At ELP, one of our main goals is to encourage children to develop self-confidence by providing them with a wide array of age-appropriate activities in which they will find success. At ELP we ascribe to a center-based learning theory in which children are given the opportunity to make independent choices that make them more motivated to learn. The nine learning centers consist of Science, Blocks, Dramatic Play, Library, Listening, Writing, Art, Computers, and Music. Because children learn through play and experiences, these learning centers allow for more peer interaction, cooperative learning, critical thinking, problem solving, as well as a variety of social skills. Learning centers also provide the opportunity for expanded oral language development because they encourage children to verbalize problems, solutions, and actions. The centers periodically change to reflect what is being taught or to enhance an educational theme.
Students will also participate in structured learning periods throughout their day. During these portions of time, an emphasis is placed on listening and participating while following classroom etiquette. This gives students a basic understanding of how to share in a group setting and acquaints them with classroom standards. The ELP curriculum is designed to meet the developmental needs of three and four year old children. The following are the end of the year goals for each class:
Preschool (3 year olds): Visual recognition of child's own name, shapes, colors, and counting to 20; growth in social development and expansion of verbal language; listening and participating appropriately in the classroom setting; introductory success in understanding and completing tasks. Our Pre-School Program for 3 year olds has been intentionally and specifically designed to prepare our students for the ELP Pre-Kindergarten Program
Pre-Kindergarten (4 year olds): Prepare children to enter Kindergarten based on the requirements of the Rio Rancho School District; phonetic and visual recognition of upper and lower case letters; writing letters, numbers, and his/her first and last name; listening and participating appropriately in a classroom setting; basic understanding of patterns; counting to 50; and able to perform basic classroom duties.
Learning to Read with Starfall
Millions of children have learned to read at Starfall.com, and your child can too!
Starfall is so easy to use, there are no complicated instructions. The website supports your child's exploration. Every word when tapped or clicked will read aloud enabling your child's speaking, reading, and writing vocabulary to grow alongside his or her curiosity. On occasion, sit down with your child and use the website together and encourage your child to share what he or she has learned. Although the website is organized sequentially, please allow your child to play freely and create a unique path.

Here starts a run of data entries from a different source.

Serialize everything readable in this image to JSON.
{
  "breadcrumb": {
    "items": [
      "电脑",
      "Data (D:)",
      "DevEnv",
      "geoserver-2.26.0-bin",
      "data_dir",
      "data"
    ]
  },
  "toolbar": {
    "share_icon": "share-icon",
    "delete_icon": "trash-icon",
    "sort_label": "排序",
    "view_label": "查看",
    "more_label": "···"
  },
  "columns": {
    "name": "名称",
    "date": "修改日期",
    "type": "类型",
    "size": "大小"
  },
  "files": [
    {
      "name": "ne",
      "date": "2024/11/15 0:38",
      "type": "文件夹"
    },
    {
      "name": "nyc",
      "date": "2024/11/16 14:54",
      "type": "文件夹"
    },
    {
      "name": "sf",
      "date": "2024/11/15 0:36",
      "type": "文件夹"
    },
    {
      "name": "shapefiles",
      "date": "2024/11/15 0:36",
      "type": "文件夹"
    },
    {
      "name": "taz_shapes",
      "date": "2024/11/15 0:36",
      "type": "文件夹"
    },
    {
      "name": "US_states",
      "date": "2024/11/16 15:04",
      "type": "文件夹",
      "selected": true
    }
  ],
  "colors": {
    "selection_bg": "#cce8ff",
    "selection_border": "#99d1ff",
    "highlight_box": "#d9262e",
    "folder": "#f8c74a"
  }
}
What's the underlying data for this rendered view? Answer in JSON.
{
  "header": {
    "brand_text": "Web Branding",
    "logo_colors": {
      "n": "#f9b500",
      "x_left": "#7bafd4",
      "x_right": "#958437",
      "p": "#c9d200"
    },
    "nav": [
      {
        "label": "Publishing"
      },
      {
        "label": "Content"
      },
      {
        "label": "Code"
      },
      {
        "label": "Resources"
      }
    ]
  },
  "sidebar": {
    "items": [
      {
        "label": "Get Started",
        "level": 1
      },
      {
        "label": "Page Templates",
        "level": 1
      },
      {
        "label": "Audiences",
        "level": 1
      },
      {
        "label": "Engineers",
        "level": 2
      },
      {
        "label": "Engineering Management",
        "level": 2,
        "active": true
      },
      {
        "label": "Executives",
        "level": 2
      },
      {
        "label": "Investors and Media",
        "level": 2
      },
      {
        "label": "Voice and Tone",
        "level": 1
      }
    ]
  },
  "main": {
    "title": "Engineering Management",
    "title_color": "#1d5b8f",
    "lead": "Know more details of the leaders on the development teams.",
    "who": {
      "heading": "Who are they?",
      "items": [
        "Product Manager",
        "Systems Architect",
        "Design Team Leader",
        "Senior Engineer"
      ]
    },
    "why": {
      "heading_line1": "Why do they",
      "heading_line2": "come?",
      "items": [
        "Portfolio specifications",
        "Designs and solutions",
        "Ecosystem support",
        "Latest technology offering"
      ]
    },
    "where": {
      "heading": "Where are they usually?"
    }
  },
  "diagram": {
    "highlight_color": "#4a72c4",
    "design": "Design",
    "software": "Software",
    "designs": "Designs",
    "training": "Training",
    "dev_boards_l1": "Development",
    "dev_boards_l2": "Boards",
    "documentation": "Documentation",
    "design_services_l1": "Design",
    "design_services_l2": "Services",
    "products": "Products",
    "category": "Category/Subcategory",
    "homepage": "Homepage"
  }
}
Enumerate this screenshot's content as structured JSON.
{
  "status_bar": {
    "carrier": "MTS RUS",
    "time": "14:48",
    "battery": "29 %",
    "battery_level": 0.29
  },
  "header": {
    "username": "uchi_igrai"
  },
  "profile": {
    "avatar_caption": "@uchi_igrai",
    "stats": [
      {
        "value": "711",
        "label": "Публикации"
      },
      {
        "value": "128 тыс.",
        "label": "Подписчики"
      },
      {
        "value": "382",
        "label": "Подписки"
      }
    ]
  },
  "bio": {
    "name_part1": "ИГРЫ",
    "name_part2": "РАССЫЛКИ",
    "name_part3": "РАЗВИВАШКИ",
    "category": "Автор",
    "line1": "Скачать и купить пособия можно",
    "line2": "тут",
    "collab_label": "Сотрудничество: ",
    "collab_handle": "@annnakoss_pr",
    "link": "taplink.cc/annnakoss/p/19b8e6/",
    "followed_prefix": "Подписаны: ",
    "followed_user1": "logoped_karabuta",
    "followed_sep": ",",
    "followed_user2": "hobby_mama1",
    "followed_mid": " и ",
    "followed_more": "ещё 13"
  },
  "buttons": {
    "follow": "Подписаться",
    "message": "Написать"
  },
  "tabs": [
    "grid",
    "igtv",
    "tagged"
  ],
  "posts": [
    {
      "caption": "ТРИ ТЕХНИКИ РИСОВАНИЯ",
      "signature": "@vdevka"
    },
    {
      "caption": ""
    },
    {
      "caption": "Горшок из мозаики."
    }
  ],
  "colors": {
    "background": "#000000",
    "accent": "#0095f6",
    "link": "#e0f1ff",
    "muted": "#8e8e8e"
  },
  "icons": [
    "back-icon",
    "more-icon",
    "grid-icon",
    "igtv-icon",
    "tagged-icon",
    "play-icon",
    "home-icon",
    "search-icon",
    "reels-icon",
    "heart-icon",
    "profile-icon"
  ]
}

Remember to turn off the computer or mobile device and read to your child. Have conversations about what you read. Ask your child questions about the stories and encourage him or her to ask questions in return. Invite your child to read to you. When he or she reads even just a few words, be very proud! Celebrate these small successes. It will motivate your child and open a world of knowledge.